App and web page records
********

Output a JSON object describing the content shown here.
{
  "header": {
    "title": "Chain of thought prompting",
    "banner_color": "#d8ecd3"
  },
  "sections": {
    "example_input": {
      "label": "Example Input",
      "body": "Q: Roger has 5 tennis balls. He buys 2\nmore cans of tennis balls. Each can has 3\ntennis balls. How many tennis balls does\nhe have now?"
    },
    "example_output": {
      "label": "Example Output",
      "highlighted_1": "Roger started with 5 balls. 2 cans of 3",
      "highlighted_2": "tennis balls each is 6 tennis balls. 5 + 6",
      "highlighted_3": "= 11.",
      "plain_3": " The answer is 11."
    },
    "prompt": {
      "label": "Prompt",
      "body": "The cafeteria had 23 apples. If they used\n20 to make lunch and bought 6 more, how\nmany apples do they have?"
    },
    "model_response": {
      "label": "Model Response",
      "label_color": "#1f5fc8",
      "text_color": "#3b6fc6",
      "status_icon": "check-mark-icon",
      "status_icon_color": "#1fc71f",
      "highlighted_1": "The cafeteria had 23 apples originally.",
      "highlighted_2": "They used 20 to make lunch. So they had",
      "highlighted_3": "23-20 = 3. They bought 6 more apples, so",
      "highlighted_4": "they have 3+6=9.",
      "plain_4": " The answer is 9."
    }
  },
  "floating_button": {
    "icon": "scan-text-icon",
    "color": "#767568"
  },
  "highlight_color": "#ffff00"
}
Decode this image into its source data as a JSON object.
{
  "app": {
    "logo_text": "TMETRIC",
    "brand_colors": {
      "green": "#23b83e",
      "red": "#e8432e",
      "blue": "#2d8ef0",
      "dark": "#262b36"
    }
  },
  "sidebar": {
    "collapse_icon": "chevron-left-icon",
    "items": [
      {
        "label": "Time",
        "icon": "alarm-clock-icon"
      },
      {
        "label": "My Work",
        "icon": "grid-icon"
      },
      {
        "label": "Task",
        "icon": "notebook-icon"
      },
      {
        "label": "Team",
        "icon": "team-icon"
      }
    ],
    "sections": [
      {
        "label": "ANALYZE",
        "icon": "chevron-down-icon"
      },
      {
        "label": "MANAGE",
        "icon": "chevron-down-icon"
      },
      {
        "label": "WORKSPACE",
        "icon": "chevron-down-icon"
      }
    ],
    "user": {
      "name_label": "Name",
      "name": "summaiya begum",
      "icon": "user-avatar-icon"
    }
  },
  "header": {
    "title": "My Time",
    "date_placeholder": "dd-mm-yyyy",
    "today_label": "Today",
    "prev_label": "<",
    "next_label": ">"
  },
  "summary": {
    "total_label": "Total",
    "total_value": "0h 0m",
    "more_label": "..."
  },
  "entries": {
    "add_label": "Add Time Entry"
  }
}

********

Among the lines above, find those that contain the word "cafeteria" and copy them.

      "body": "The cafeteria had 23 apples. If they used\n20 to make lunch and bought 6 more, how\nmany apples do they have?"
      "highlighted_1": "The cafeteria had 23 apples originally.",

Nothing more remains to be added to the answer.